- We need to keep figuring out how to engage with, listen to, and organize with the millions of poor white people who were already suffering under racialized capitalism — and who are in worse shape during Covid-19. We need to support leadership in those communities and their being part of a multiracial movement for justice and emergency aid.
This Covid-19 emergency is new, but the way it is being used strategically by Trump and by defenders of the status quo is not. It is right out of the Republican playbook, created and strengthened over six decades. Beginning in the 1960’s, the Southern Strategy was a set of political tactics employed by the Republican Party to build a powerful base of white voters in the South — specifically by appealing to their racism. By and large, the Southern Strategy has become a national strategy, and today, both dog whistles and explicit stoking of race-based fear are core to the Right’s capacity to maintain political power at all levels of government.
Trump and the Right have brilliantly capitalized on racism, xenophobia and misogyny to win elections and advance remarkably unpopular policies, like the failure to provide healthcare for all. That strategy has depended on holding the allegiance of white voters. White racial solidarity, manipulated and bolstered by the Right’s strategic funding and organizing in majority white areas, has expanded and mobilized a reactionary white base with electoral power.
We have a chance to counter this trajectory. We have a chance to rise to this moment, put aside losing strategies, and the elitist, echo chamber thinking that helped bring us Trump. The urgency of this moment demands nothing less of us.

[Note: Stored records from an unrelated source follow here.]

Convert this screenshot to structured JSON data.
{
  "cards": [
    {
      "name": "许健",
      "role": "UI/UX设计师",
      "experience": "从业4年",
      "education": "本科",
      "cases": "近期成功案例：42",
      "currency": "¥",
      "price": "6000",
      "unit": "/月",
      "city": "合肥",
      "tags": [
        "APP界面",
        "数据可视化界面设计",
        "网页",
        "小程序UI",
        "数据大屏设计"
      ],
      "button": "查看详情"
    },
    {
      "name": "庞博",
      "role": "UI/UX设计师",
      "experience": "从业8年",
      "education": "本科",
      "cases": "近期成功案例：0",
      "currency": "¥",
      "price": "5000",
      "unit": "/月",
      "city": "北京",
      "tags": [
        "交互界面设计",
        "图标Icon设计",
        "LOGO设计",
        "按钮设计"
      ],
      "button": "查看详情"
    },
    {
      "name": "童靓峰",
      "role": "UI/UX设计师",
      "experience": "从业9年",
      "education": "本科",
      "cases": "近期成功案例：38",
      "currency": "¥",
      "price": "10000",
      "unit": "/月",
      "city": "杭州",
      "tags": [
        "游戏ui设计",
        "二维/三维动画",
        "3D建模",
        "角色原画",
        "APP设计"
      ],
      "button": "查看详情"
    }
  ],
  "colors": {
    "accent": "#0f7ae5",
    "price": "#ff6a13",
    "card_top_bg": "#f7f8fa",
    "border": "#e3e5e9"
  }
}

Showing Up for Racial Justice is meeting this moment with everything we’ve got. Will you join us? Find your local chapter, sign up for regular email updates, and click here to support this work as we head towards November.